> **Task material**:
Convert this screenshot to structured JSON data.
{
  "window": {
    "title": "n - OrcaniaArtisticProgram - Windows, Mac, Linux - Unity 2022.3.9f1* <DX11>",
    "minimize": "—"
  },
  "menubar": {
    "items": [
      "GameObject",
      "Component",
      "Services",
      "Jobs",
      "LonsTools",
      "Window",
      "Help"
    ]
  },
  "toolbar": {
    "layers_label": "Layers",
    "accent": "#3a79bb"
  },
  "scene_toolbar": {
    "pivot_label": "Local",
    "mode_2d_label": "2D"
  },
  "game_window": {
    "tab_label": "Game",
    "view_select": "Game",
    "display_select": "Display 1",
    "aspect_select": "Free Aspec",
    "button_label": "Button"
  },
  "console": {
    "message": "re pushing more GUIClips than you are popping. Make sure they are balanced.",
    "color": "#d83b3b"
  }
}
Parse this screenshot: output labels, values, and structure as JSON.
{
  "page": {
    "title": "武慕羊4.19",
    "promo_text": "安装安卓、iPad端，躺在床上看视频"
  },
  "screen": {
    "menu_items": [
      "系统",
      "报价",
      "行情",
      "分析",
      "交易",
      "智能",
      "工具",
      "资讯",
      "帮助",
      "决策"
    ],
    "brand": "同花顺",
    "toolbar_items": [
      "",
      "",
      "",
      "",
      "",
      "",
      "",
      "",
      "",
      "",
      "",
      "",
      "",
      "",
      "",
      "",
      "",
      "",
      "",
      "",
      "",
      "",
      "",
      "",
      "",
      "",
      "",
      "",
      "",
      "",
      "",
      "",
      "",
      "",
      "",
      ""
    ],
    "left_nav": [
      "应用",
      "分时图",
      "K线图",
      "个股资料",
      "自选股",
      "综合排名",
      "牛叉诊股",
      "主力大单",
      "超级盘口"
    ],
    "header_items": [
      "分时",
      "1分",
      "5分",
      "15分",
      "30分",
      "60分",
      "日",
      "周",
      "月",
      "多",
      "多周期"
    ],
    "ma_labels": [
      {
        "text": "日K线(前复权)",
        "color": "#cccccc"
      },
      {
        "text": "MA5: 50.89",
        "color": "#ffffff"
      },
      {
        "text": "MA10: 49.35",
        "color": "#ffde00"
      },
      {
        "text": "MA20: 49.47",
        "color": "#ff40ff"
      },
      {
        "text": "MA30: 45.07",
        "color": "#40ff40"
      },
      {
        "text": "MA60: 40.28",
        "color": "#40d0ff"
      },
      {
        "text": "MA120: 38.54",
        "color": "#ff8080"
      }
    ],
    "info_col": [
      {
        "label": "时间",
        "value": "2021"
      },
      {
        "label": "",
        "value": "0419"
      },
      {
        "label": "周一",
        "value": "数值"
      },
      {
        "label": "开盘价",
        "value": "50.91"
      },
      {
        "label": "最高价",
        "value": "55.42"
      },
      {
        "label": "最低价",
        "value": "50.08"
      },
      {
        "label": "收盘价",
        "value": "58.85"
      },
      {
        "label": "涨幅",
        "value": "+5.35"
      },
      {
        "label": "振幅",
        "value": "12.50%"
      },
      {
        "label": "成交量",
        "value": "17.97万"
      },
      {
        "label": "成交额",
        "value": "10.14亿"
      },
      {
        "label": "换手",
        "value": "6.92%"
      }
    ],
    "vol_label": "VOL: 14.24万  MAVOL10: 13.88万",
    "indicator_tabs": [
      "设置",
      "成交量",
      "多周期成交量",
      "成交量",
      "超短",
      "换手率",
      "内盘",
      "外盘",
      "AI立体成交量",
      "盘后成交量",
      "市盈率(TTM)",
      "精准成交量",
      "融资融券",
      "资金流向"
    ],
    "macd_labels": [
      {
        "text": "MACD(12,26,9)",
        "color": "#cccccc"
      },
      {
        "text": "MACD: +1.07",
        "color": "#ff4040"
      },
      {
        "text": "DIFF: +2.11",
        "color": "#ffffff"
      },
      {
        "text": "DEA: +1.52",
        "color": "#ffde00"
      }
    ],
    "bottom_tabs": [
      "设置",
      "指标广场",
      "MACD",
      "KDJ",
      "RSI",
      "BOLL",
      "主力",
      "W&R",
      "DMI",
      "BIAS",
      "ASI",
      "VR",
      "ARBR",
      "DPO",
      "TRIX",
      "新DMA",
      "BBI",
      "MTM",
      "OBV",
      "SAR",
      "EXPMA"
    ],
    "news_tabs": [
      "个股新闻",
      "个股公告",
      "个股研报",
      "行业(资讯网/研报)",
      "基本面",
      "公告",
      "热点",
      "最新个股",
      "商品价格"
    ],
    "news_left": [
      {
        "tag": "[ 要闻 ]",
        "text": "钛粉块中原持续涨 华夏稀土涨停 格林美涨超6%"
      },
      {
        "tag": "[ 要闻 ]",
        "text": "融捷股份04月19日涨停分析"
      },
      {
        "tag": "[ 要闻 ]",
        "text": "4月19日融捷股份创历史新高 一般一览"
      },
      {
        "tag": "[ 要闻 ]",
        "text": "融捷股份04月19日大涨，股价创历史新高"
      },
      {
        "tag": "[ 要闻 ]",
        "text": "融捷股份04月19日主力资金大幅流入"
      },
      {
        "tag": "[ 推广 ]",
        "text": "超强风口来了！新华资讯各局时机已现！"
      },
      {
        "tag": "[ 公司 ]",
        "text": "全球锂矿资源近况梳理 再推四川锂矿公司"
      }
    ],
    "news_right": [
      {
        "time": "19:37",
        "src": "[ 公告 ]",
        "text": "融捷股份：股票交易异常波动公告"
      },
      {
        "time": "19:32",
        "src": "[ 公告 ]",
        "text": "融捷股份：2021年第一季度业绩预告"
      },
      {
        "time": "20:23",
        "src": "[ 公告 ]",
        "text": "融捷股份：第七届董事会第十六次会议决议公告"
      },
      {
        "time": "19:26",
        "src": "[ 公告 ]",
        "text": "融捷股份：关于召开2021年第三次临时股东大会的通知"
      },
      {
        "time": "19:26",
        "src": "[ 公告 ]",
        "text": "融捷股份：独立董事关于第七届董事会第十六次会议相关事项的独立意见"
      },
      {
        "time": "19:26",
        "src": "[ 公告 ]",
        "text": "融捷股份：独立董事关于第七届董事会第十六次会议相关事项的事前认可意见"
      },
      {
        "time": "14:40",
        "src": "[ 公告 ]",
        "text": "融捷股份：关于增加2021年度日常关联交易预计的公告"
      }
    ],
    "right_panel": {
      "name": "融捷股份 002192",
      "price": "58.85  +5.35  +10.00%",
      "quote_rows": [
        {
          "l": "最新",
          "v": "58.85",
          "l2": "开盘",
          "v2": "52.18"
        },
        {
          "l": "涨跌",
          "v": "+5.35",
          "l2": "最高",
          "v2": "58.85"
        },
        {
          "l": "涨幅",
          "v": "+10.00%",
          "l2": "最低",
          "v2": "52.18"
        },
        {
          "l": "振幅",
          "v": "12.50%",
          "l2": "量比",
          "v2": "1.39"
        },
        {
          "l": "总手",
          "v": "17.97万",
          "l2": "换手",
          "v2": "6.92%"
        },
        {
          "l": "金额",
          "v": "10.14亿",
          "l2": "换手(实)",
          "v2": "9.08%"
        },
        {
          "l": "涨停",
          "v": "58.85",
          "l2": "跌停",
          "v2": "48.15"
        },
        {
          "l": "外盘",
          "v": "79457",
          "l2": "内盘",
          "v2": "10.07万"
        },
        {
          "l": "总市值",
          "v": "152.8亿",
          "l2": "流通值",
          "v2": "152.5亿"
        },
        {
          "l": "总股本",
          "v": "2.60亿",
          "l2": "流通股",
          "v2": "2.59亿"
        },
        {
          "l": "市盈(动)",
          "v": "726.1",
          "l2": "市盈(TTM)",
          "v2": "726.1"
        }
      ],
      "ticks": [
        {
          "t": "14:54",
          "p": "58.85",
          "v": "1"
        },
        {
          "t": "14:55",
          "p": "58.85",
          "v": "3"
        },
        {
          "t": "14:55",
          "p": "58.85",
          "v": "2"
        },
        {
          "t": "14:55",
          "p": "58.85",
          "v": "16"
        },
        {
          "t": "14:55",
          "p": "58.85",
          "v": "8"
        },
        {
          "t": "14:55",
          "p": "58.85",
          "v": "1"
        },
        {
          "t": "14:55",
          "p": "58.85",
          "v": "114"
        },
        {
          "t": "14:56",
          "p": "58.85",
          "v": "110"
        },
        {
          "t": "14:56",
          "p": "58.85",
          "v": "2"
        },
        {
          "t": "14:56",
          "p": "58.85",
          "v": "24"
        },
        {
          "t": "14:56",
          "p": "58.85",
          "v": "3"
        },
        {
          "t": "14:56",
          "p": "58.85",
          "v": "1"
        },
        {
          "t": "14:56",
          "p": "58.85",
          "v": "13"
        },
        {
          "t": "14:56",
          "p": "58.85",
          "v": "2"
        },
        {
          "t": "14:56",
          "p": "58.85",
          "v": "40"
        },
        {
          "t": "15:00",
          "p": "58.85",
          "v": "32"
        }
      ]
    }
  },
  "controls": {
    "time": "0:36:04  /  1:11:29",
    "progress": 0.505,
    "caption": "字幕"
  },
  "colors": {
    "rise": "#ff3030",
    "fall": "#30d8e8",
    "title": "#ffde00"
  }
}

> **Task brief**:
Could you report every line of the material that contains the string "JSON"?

> **Task result**:
Convert this screenshot to structured JSON data.
Parse this screenshot: output labels, values, and structure as JSON.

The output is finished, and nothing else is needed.